Monday marks the traditional Columbus Day holiday, but some members of the community will instead be celebrating Indigenous Peoples' Day at Syracuse’s Inner Harbor. Organizers say there’s been a growing movement to change the commemoration. Andy Mager with Neighbors of the Onondaga Nation says they’re also trying to educate people about the slaughter and slavery brought about by Columbus and others that followed.
"There's no effort to dishonor Italian Americans, but rather to say Christopher Columbus is not someone we as a community should be celebrating. Certainly there are many people from Onondaga and other indigenous peoples who are deeply pained by this celebration of Columbus Day, who feel it's another message that they don't matter, that the suffering that indigenous peoples have endured doesn't matter."
Mager says seven states and hundreds of cities and towns have changed their commemorations to Indigenous Peoples' Day. He acknowledges any change gets more complicated in New York, including Syracuse, with its stronger Italian American communities. Mager says, though, that schools in Syracuse and elsewhere are slowly changing how they teach students about Columbus.
"The idea that I was taught that Columbus 'discovered' America, that there were hardly any people here, and that they were savages. Few people believe that now.
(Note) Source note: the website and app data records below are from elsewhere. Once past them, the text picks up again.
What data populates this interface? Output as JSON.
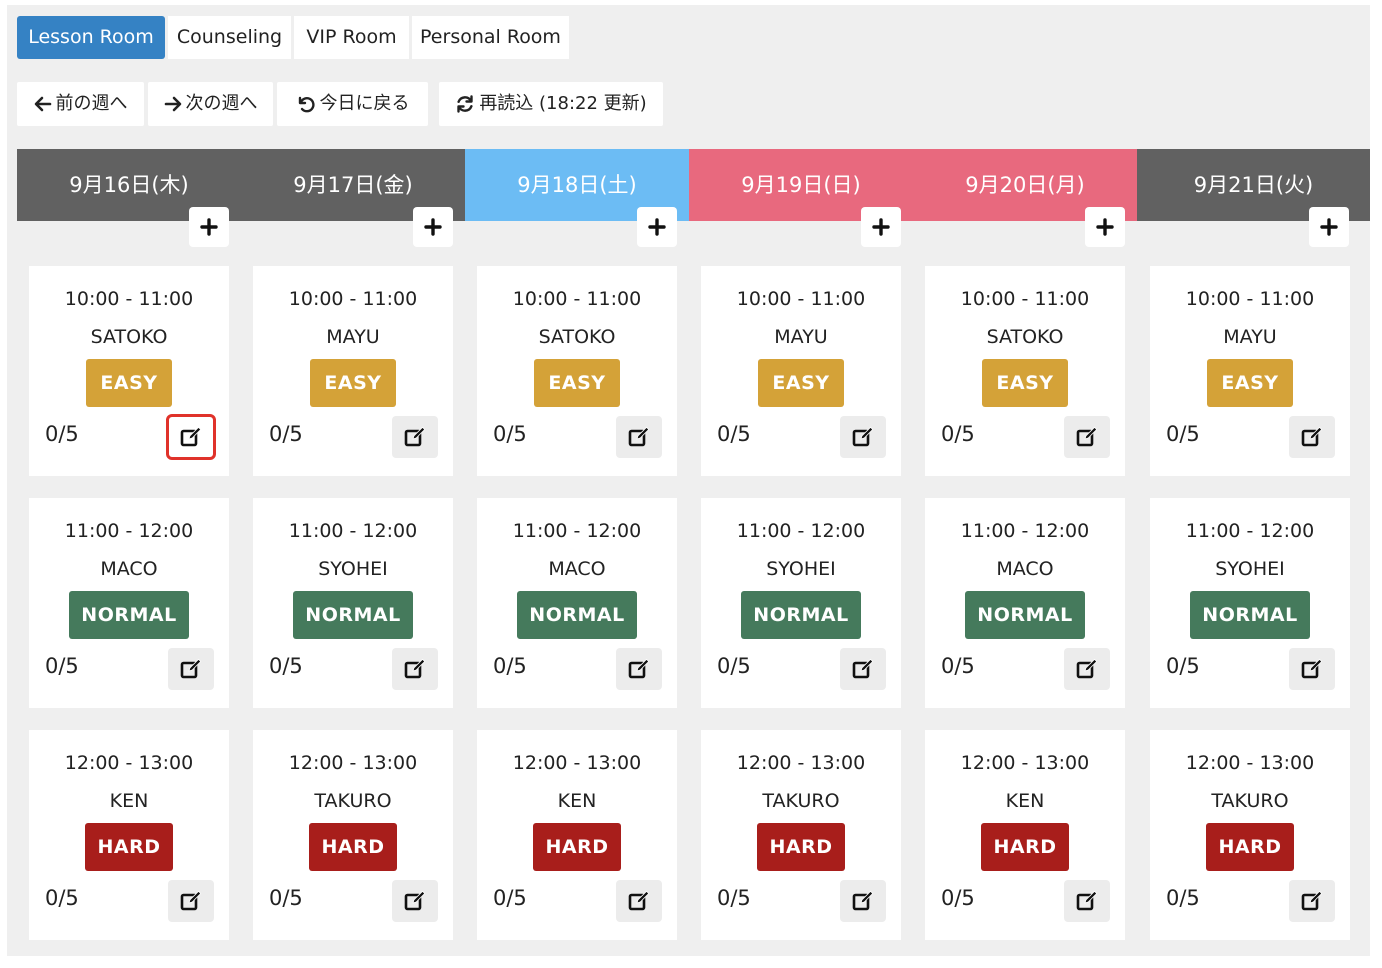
{
  "tabs": [
    "Lesson Room",
    "Counseling",
    "VIP Room",
    "Personal Room"
  ],
  "nav": {
    "prev_week": "前の週へ",
    "next_week": "次の週へ",
    "today": "今日に戻る",
    "reload": "再読込 (18:22 更新)"
  },
  "days": [
    {
      "label": "9月16日(木)",
      "type": "weekday"
    },
    {
      "label": "9月17日(金)",
      "type": "weekday"
    },
    {
      "label": "9月18日(土)",
      "type": "saturday"
    },
    {
      "label": "9月19日(日)",
      "type": "holiday"
    },
    {
      "label": "9月20日(月)",
      "type": "holiday"
    },
    {
      "label": "9月21日(火)",
      "type": "weekday"
    }
  ],
  "slots": [
    {
      "time": "10:00 - 11:00",
      "level": "EASY",
      "level_class": "easy",
      "teachers": [
        "SATOKO",
        "MAYU",
        "SATOKO",
        "MAYU",
        "SATOKO",
        "MAYU"
      ]
    },
    {
      "time": "11:00 - 12:00",
      "level": "NORMAL",
      "level_class": "normal",
      "teachers": [
        "MACO",
        "SYOHEI",
        "MACO",
        "SYOHEI",
        "MACO",
        "SYOHEI"
      ]
    },
    {
      "time": "12:00 - 13:00",
      "level": "HARD",
      "level_class": "hard",
      "teachers": [
        "KEN",
        "TAKURO",
        "KEN",
        "TAKURO",
        "KEN",
        "TAKURO"
      ]
    }
  ],
  "capacity_text": "0/5",
  "colors": {
    "accent": "#3582c4",
    "weekday_header": "#616161",
    "saturday_header": "#6cbcf4",
    "holiday_header": "#e8697e",
    "easy": "#d4a238",
    "normal": "#457a5c",
    "hard": "#a81e1b",
    "highlight": "#e0322a"
  },
  "icons": {
    "prev": "arrow-left-icon",
    "next": "arrow-right-icon",
    "today": "undo-icon",
    "reload": "refresh-icon",
    "add": "plus-icon",
    "edit": "edit-icon"
  },
  "highlighted_edit": {
    "day": 0,
    "slot": 0
  }
}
Although the concept that Columbus was a discoverer is still relatively strong in our culture. Frankly, it's pretty remarkable that people think that someone could 'discover' a land where millions and millions of people lived."
The Indigenous Peoples' Day celebration takes place at the Amphitheater at the Inner Harbor Monday from 5 to 6 pm, and will feature traditional Haudenosaunee singing and dancing. Syracuse University began marking Indigenous Peoples' Day in 2016, and will have its own celebration from noon to 4:00 p.m. on the Quad.